Working memory is an aspect of human memory that permits the maintenance and manipulation of temporary information in the service of goal-directed behavior. Its apparently inelastic capacity limits impose constraints on a huge range of activities from language learning to planning, problem-solving, and decision-making. A substantial body of empirical research has revealed reliable benchmark effects that extend to a wide range of different tasks and modalities. These effects support the view that working memory comprises distinct components responsible for attention-like control and for short-term storage. However, the nature of these components, their potential subdivision, and their interrelationships with long-term memory and other aspects of cognition, such as perception and action, remain controversial and are still under investigation. Although working memory has so far resisted theoretical consensus and even a clear-cut definition, research findings demonstrate its critical role in both enabling and limiting human cognition and behavior.


Working Memory and Cognitive Aging  

Paul Verhaeghen

Working memory as a temporary buffer for cognitive processing is an essential part of the cognitive system. Its capacity and select aspects of its functioning are age sensitive, more so for spatial than verbal material. Assumed causes for this decline include a decline in cognitive resources (such as speed of processing), and/or a breakdown in basic control processes (resistance to interference, task coordination, memory updating, binding, and/or top-down control as inferred from neuroimaging data). Meta-analyses suggest that a decline in cognitive resources explains much more of the age-related variance in true working memory tasks than a breakdown in basic control processes, although the latter is highly implicated in tasks of passive storage. The age-related decline in working memory capacity has downstream effects on more complex aspects of cognition (episodic memory, spatial cognition, and reasoning ability). Working memory remains plastic in old age, and training in working memory and cognitive control processes yields near transfer effects, but little evidence for strong far transfer.

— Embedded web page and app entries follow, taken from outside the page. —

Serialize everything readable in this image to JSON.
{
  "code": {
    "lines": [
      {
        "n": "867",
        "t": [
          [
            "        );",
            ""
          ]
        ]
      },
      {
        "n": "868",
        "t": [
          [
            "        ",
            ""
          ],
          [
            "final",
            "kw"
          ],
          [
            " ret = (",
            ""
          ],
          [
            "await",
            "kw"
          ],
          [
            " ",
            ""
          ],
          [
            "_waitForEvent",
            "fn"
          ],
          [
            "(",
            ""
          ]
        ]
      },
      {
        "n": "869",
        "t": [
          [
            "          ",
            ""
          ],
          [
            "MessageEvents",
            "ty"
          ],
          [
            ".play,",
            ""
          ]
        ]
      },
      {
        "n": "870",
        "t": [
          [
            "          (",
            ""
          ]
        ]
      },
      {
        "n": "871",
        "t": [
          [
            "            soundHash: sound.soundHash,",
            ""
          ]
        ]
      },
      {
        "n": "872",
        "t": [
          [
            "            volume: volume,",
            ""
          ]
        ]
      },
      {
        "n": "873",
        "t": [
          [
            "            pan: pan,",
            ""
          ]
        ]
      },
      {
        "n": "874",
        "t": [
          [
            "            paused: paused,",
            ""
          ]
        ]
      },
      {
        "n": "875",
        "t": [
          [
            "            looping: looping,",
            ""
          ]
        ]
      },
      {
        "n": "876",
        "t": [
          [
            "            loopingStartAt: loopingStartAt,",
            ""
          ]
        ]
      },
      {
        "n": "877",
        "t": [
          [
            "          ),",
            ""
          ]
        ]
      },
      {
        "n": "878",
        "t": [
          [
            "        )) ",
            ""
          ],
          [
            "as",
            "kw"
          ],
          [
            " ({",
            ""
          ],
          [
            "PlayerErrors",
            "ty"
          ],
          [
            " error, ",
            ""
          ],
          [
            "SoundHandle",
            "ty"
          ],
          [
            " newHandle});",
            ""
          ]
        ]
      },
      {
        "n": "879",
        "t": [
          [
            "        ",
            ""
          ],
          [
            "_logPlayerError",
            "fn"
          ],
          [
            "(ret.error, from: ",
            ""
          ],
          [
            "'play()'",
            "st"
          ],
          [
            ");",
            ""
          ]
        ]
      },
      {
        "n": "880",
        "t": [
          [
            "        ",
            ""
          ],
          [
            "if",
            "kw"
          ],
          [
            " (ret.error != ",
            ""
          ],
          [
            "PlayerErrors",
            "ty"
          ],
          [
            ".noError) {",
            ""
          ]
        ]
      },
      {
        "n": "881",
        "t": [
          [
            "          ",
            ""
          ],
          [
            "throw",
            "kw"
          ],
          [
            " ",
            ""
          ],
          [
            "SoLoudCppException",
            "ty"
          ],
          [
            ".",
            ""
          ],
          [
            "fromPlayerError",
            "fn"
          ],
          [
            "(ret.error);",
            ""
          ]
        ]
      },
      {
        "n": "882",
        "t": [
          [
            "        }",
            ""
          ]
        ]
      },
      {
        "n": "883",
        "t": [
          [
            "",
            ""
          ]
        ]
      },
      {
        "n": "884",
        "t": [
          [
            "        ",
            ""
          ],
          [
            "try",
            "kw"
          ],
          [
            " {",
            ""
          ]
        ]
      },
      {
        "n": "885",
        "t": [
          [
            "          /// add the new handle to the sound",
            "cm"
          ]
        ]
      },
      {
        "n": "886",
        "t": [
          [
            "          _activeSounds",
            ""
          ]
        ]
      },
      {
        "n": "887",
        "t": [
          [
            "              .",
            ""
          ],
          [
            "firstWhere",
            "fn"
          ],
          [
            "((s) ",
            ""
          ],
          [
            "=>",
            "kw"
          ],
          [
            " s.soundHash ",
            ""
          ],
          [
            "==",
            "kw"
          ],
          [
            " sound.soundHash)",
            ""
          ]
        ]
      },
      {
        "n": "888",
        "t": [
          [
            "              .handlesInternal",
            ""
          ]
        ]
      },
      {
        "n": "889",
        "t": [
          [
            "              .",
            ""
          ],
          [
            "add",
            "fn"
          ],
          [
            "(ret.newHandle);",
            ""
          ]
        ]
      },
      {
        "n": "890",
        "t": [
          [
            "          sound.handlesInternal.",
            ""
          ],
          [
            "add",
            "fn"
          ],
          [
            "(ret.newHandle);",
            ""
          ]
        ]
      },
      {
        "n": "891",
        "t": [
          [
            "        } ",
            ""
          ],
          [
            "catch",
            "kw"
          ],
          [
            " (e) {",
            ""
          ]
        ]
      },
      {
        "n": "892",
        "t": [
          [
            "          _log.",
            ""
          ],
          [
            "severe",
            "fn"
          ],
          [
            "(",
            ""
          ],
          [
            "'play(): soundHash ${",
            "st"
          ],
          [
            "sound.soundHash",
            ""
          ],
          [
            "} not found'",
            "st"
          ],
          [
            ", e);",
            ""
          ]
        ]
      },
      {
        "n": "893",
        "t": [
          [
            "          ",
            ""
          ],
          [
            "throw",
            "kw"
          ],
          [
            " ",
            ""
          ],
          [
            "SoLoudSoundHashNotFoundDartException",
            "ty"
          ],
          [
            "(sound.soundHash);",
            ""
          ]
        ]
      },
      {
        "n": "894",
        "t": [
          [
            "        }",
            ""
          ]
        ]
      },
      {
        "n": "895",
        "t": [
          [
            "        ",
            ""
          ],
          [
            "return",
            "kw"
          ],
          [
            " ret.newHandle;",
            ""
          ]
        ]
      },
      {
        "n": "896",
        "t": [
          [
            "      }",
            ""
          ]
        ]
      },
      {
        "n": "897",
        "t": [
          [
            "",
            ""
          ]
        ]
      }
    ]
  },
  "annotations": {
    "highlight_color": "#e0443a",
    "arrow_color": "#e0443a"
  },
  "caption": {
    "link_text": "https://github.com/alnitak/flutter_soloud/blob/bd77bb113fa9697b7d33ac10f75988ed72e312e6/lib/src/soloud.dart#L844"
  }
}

Worry and Rumination  

Ed Watkins

Worry and rumination are both forms of repetitive negative thought (RNT) characterized by repetitive and often uncontrollable thinking about negative content. Rumination is typically defined as repetitive thinking about the symptoms, causes, circumstances, meanings, and consequences of negative mood, personal concerns, and upsetting experiences, often with a focus on depressive experience. Worry is typically defined as repetitive thinking about future potential threat, imagined catastrophes, uncertainties, and risks and is conceptualized as an attempt to avoid negative events, prepare for the worst, and problem-solve. Worry and rumination are implicated in the exacerbation of negative mood and negative thinking, reduced central executive resources, impaired problem- solving, and prolonged sympathetic activation and emotional responses to stress and, as such, transdiagnostically contribute to the onset and maintenance of multiple emotional disorders, including major depression, anxiety disorders, insomnia, eating disorders, substance and alcohol abuse, and psychosis. Both worry and rumination are implicated in poor response to psychological interventions—greater reduction in RNT is associated with greater symptom improvement, whereas no change in RNT is associated with no improvement or worsening of symptoms. Rumination and worry appear to be moderately genetically heritable and predicted by environmental factors such as early adversity, stressful life events, and unhelpful parental styles. RNT is a common pathway between multiple risk factors, including neglect, abuse, bullying, and chronic stress, and later psychopathology. Pathological worry and rumination share an abstract processing style, negative biases in attention and interpretation, and impaired executive control and are mental habits. Both worry and rumination have been hypothesized to serve an avoidant function. Interventions that target these mechanisms appear to be effective at tackling RNT, particularly rumination-focused cognitive-behavioral therapy and mindfulness-based interventions. More efficient interventions for anxiety and depression may result from interventions that target multiple of these proximal mechanisms.